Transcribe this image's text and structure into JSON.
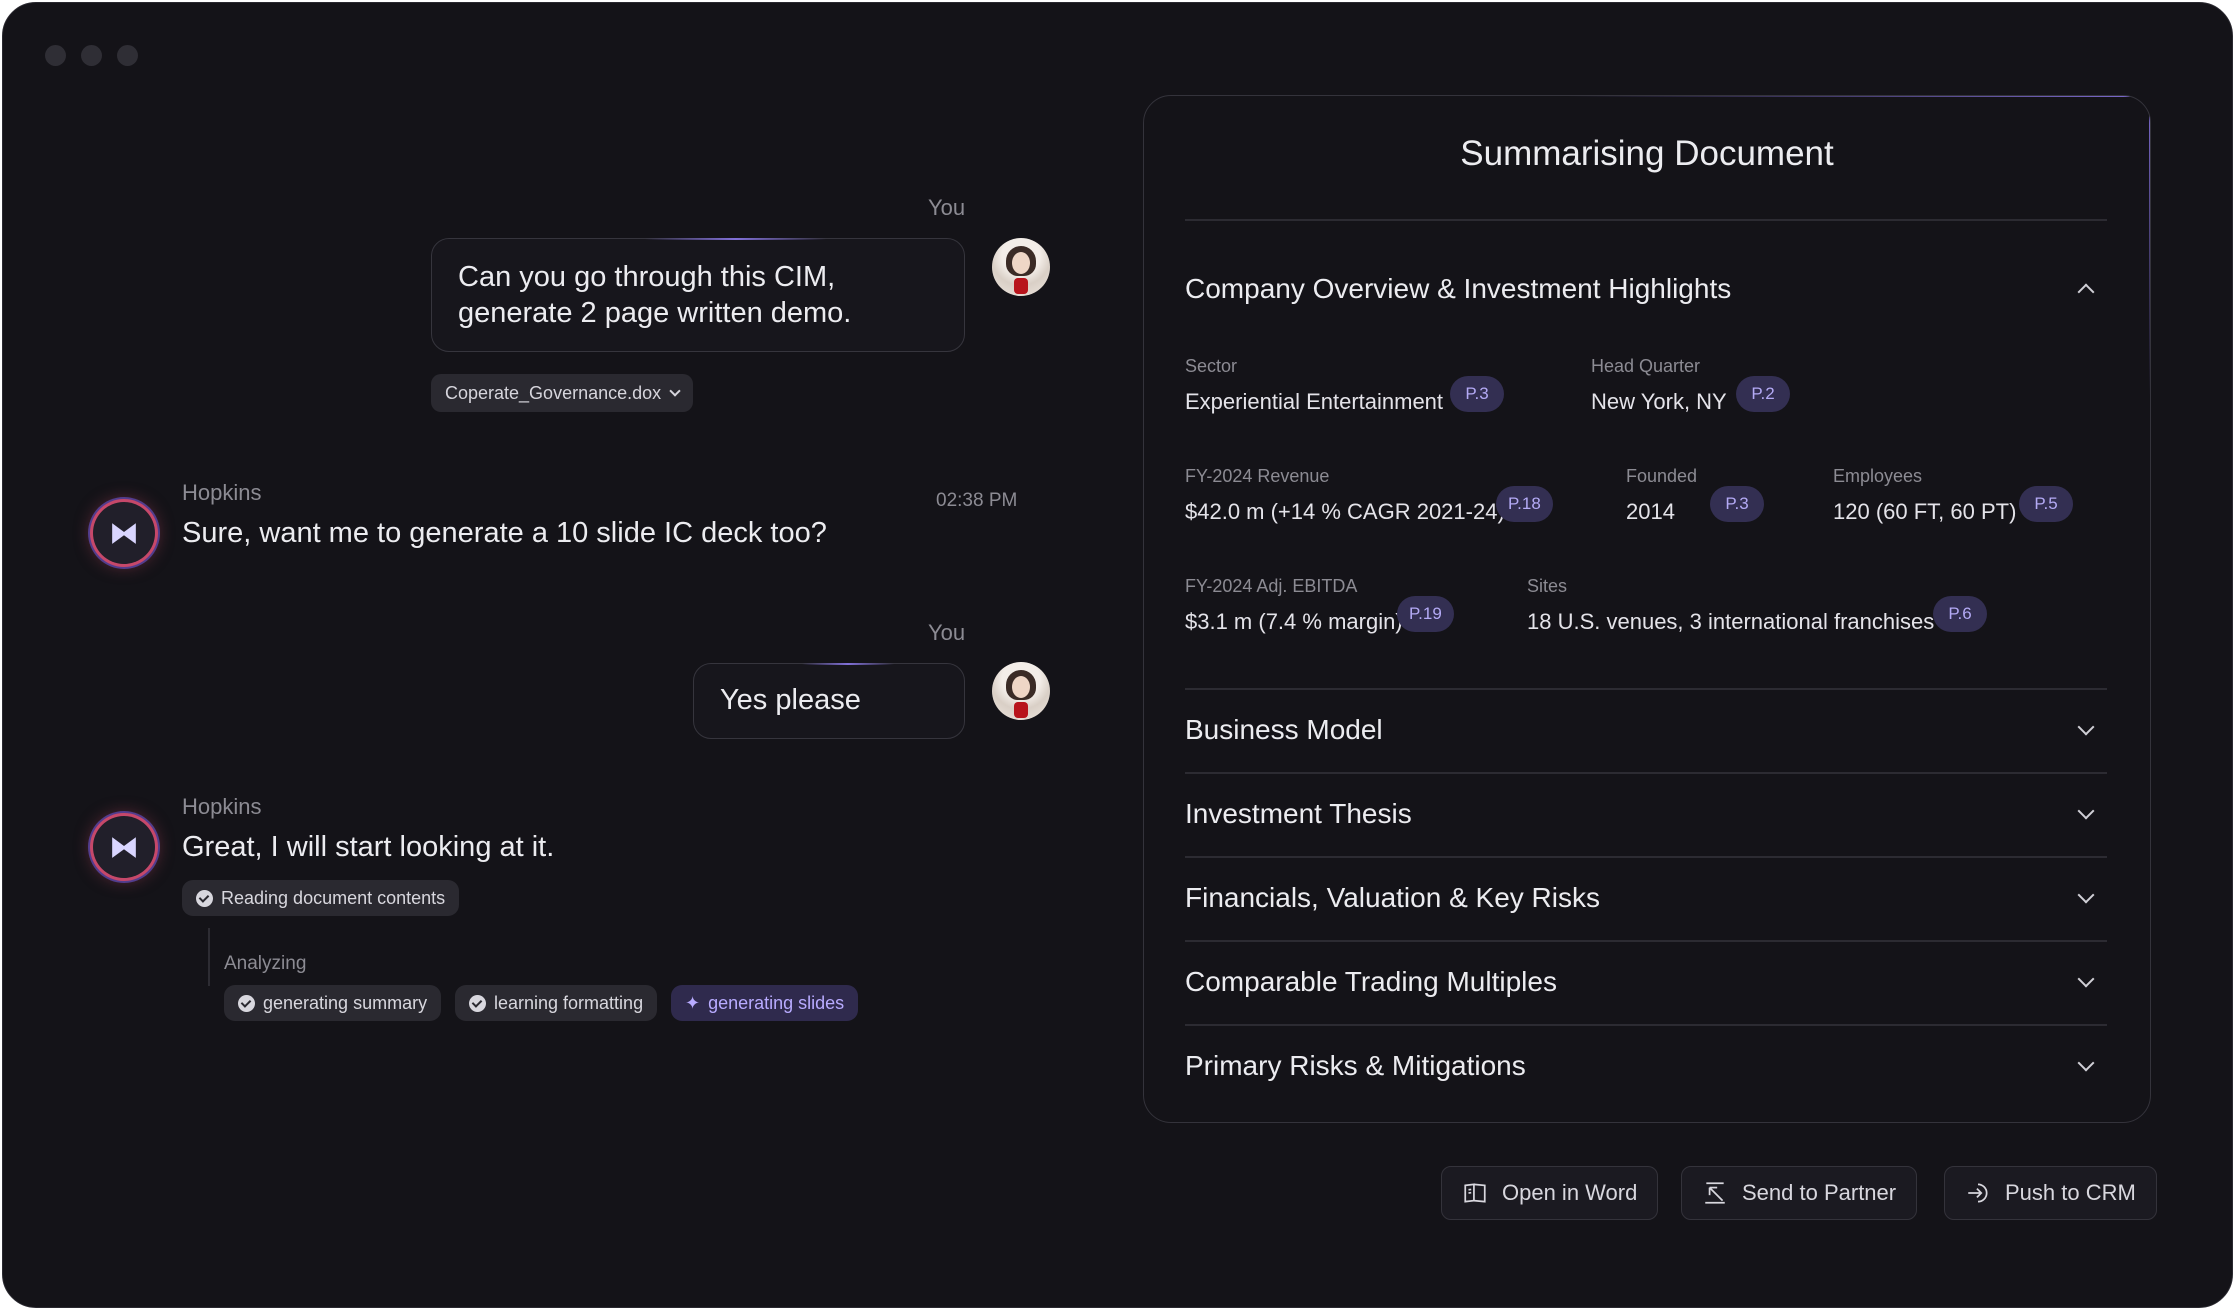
{
  "chat": {
    "messages": [
      {
        "sender": "You",
        "text_line1": "Can you go through this CIM,",
        "text_line2": "generate 2 page written demo.",
        "attachment": "Coperate_Governance.dox"
      },
      {
        "sender": "Hopkins",
        "text": "Sure, want me to generate a 10 slide IC deck too?",
        "time": "02:38 PM"
      },
      {
        "sender": "You",
        "text": "Yes please"
      },
      {
        "sender": "Hopkins",
        "text": "Great, I will start looking at it."
      }
    ],
    "progress": {
      "step": "Reading document contents",
      "analyzing_label": "Analyzing",
      "tasks": [
        {
          "label": "generating summary",
          "state": "done"
        },
        {
          "label": "learning formatting",
          "state": "done"
        },
        {
          "label": "generating slides",
          "state": "active"
        }
      ]
    }
  },
  "document": {
    "title": "Summarising Document",
    "sections": [
      {
        "title": "Company Overview & Investment Highlights",
        "expanded": true
      },
      {
        "title": "Business Model",
        "expanded": false
      },
      {
        "title": "Investment Thesis",
        "expanded": false
      },
      {
        "title": "Financials, Valuation & Key Risks",
        "expanded": false
      },
      {
        "title": "Comparable Trading Multiples",
        "expanded": false
      },
      {
        "title": "Primary Risks & Mitigations",
        "expanded": false
      }
    ],
    "fields": {
      "sector": {
        "label": "Sector",
        "value": "Experiential Entertainment",
        "page": "P.3"
      },
      "hq": {
        "label": "Head Quarter",
        "value": "New York, NY",
        "page": "P.2"
      },
      "revenue": {
        "label": "FY-2024 Revenue",
        "value": "$42.0 m (+14 % CAGR 2021-24)",
        "page": "P.18"
      },
      "founded": {
        "label": "Founded",
        "value": "2014",
        "page": "P.3"
      },
      "employees": {
        "label": "Employees",
        "value": "120 (60 FT, 60 PT)",
        "page": "P.5"
      },
      "ebitda": {
        "label": "FY-2024 Adj. EBITDA",
        "value": "$3.1 m (7.4 % margin)",
        "page": "P.19"
      },
      "sites": {
        "label": "Sites",
        "value": "18 U.S. venues, 3 international franchises",
        "page": "P.6"
      }
    }
  },
  "actions": {
    "open_word": "Open in Word",
    "send_partner": "Send to Partner",
    "push_crm": "Push to CRM"
  },
  "colors": {
    "background": "#141318",
    "accent": "#7c6ad0",
    "badge": "#332f52"
  }
}
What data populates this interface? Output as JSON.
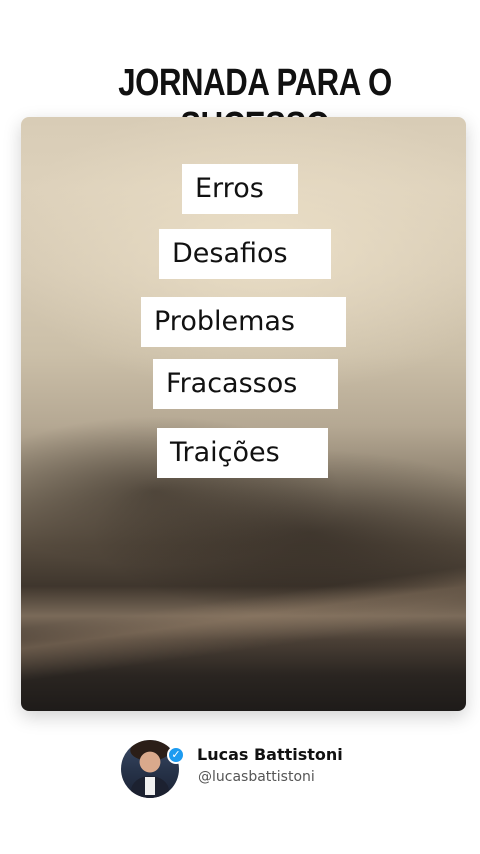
{
  "post": {
    "title": "JORNADA PARA O SUCESSO",
    "tags": [
      "Erros",
      "Desafios",
      "Problemas",
      "Fracassos",
      "Traições"
    ]
  },
  "author": {
    "name": "Lucas Battistoni",
    "handle": "@lucasbattistoni",
    "verified_icon": "verified-check-icon",
    "verified_color": "#1d9bf0"
  }
}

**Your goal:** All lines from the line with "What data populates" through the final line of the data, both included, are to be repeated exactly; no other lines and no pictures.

**Answer:**
What data populates this interface? Output as JSON.
{
  "post": {
    "title": "JORNADA PARA O SUCESSO",
    "tags": [
      "Erros",
      "Desafios",
      "Problemas",
      "Fracassos",
      "Traições"
    ]
  },
  "author": {
    "name": "Lucas Battistoni",
    "handle": "@lucasbattistoni",
    "verified_icon": "verified-check-icon",
    "verified_color": "#1d9bf0"
  }
}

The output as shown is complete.